It’s been a busy month in the lie detection business. But I got fooled this time.
Usually it’s pretty easy for me to see a video and tell instantly if someone’s pants are on fire. Cam Newton’s apology video fooled me the first few times I watched it. Why? I didn’t follow my own rules and made a snap judgement.
Back up…what happened? Carolina Panthers quarterback Cam Newton made an insulting remark to a young female reporter in a press conference about how funny it was to him that she could ask about receiver routes. The backlash was so overwhelming that he posted this apology video:
But was he really sorry or was this just empty words? When I watched the video I noticed his head was down (that can say shame) but then I noticed his asymmetrical smile as he spoke (you can see it—watch the corner of his mouth when he speaks on his right side, your left) which led me to believe he was showing contempt or moral superiority. In other words, putting on a good show but not really apologizing, just lying about his remorse.
And I stayed with my opinion for a few days until I saw him in another interview and noticed that particular lip movement is normal for him. I’d neglected to baseline his behaviors!
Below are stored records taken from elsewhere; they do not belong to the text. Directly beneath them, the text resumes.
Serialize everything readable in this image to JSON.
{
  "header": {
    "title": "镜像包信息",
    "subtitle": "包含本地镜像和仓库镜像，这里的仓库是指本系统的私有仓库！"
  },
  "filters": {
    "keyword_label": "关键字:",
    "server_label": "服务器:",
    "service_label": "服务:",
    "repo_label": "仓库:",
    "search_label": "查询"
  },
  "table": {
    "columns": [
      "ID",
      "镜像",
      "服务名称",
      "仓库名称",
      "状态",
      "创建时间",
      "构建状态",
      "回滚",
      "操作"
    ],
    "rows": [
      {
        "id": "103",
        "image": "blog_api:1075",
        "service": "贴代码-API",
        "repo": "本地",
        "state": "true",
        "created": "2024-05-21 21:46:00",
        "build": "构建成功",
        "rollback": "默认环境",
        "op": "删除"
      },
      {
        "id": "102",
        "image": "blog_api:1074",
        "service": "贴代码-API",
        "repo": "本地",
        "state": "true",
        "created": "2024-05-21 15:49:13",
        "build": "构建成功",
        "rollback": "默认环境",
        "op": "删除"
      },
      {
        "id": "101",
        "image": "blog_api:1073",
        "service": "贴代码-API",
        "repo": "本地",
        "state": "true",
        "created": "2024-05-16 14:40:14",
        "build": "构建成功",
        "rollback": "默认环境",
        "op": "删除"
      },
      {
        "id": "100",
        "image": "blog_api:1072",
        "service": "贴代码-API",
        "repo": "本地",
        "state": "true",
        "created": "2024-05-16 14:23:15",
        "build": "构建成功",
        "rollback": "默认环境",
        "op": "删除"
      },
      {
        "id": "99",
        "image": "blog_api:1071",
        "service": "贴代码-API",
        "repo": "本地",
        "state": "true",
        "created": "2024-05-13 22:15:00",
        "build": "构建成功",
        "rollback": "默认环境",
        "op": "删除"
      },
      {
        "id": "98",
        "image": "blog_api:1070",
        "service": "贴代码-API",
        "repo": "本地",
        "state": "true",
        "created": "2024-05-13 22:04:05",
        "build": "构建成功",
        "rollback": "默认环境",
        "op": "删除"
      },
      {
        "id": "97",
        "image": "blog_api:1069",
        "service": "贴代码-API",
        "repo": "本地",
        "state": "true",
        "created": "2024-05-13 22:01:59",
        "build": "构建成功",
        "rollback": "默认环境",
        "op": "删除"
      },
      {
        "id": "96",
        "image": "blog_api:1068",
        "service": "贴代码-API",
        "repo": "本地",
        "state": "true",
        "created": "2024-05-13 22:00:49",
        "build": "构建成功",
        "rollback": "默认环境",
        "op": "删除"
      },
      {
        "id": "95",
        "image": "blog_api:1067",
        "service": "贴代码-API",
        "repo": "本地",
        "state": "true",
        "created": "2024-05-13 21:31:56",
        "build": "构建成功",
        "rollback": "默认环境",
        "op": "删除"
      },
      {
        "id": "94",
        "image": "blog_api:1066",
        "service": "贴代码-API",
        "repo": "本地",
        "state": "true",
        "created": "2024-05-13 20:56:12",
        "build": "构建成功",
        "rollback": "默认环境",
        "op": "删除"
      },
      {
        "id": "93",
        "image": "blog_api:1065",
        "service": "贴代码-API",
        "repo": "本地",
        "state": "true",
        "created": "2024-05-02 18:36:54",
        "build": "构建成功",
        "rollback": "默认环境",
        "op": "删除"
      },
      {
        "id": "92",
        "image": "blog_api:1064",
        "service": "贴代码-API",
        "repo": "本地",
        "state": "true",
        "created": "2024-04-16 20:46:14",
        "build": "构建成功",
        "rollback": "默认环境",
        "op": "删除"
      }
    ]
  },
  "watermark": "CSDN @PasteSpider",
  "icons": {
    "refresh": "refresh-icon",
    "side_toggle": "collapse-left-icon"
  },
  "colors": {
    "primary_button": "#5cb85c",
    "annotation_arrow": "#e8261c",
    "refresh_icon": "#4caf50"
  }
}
Law enforcement uses shifts from baseline behavior as their #1 way to detect lies. When the topic gets sensitive and behavior even as small as lip movements shift, you may have a liar on your hands. Conversely, if behavior stays the same no matter what subject comes up, it’s likely they’re telling the truth.
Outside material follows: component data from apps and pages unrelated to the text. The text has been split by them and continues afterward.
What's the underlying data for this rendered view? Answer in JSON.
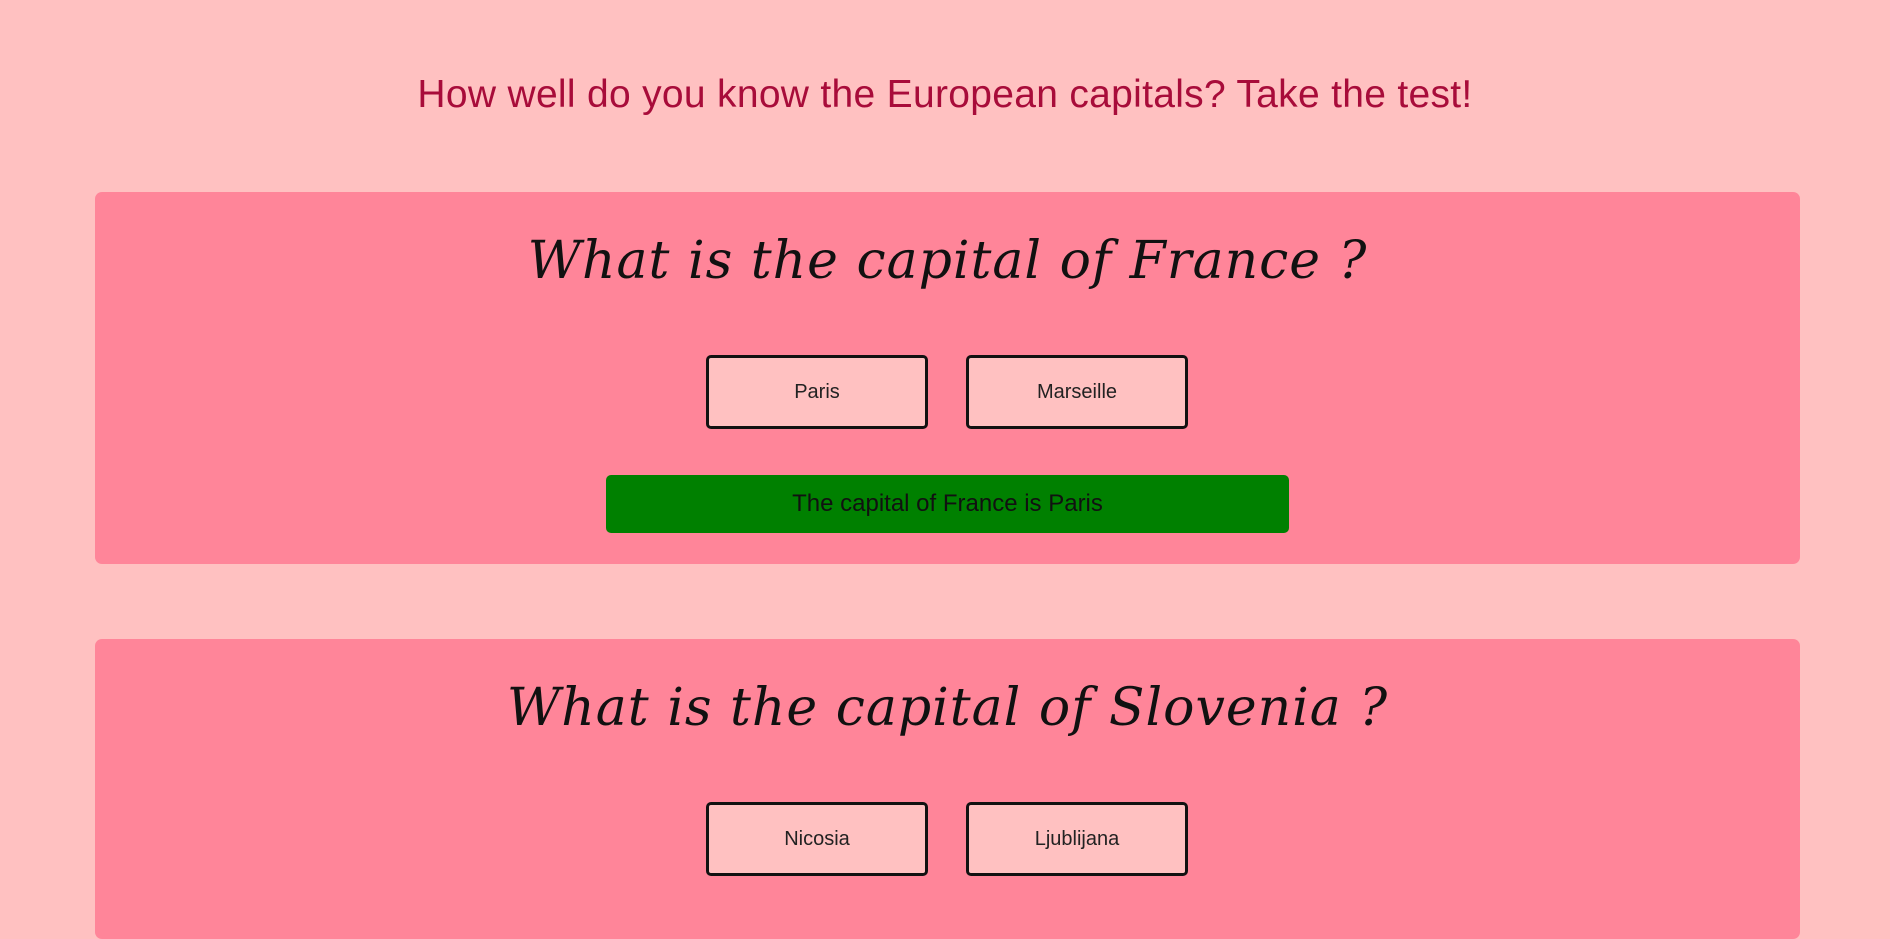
{
  "page": {
    "title": "How well do you know the European capitals? Take the test!"
  },
  "colors": {
    "background": "#ffc1c1",
    "title": "#a80c3a",
    "card": "#ff8599",
    "answer_button": "#ffc1c1",
    "feedback_correct": "#008000"
  },
  "questions": [
    {
      "question": "What is the capital of France ?",
      "answers": [
        "Paris",
        "Marseille"
      ],
      "feedback": "The capital of France is Paris"
    },
    {
      "question": "What is the capital of Slovenia ?",
      "answers": [
        "Nicosia",
        "Ljublijana"
      ]
    }
  ]
}
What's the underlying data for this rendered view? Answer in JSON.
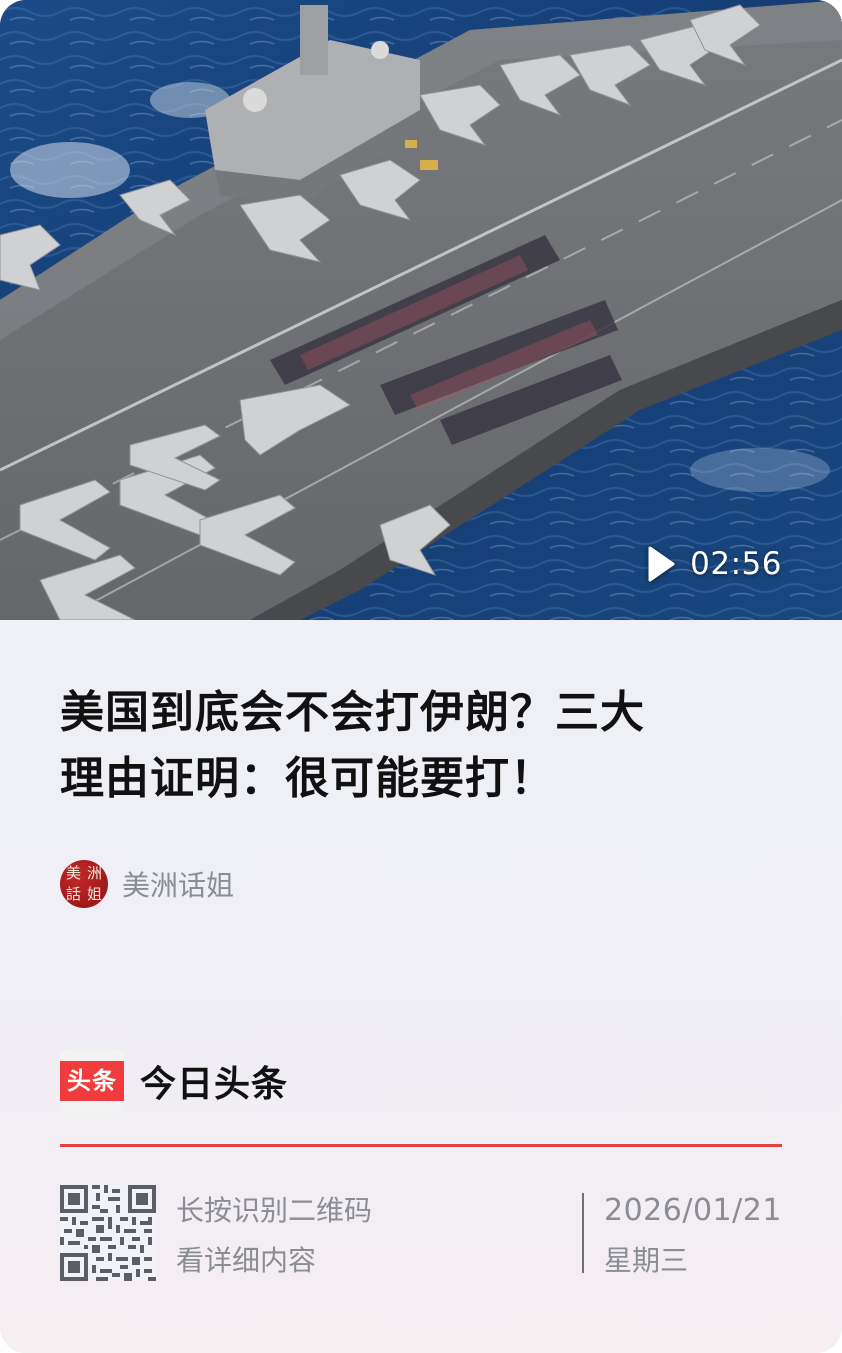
{
  "video": {
    "duration": "02:56",
    "thumbnail_icon": "aircraft-carrier-photo",
    "play_icon": "play-icon"
  },
  "article": {
    "title_line1": "美国到底会不会打伊朗？三大",
    "title_line2": "理由证明：很可能要打！"
  },
  "author": {
    "name": "美洲话姐",
    "avatar_chars": [
      "美",
      "洲",
      "話",
      "姐"
    ]
  },
  "brand": {
    "logo_text": "头条",
    "name": "今日头条",
    "accent_color": "#e2413e"
  },
  "footer": {
    "qr_line1": "长按识别二维码",
    "qr_line2": "看详细内容",
    "date": "2026/01/21",
    "weekday": "星期三"
  }
}
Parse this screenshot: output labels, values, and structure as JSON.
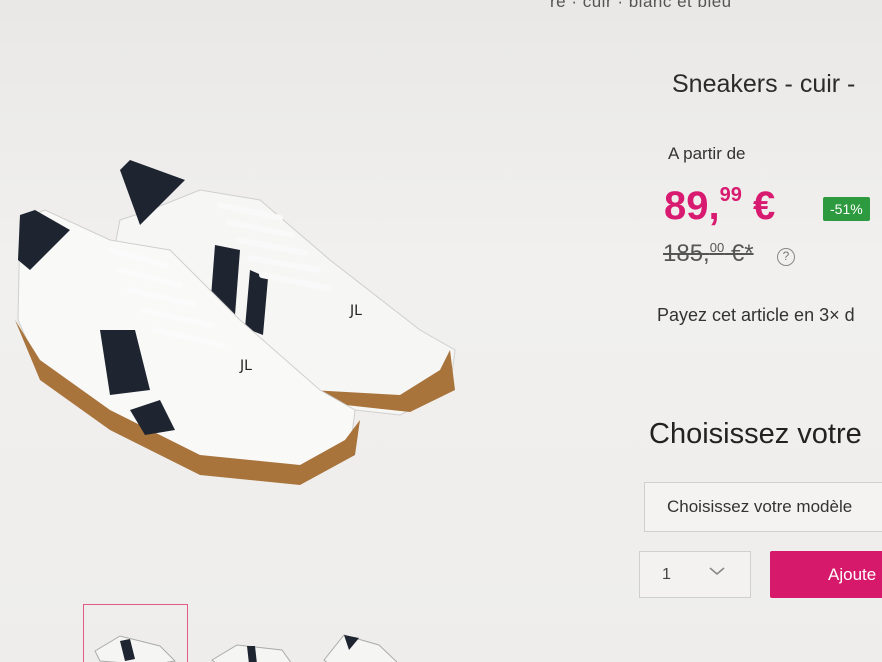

Body language tells you what’s on someone’s mind, it doesn’t tell you why. So we don’t know if Cam was really sorry about what he said or if he’s sorry about the backlash and losing his sponsors. He fooled me once. But given that he later was reported as saying that he was trying to give the reporter a compliment in the initial press conference, I’m thinking he’s mostly sorry about losing his sponsors. He’s not gonna fool me twice.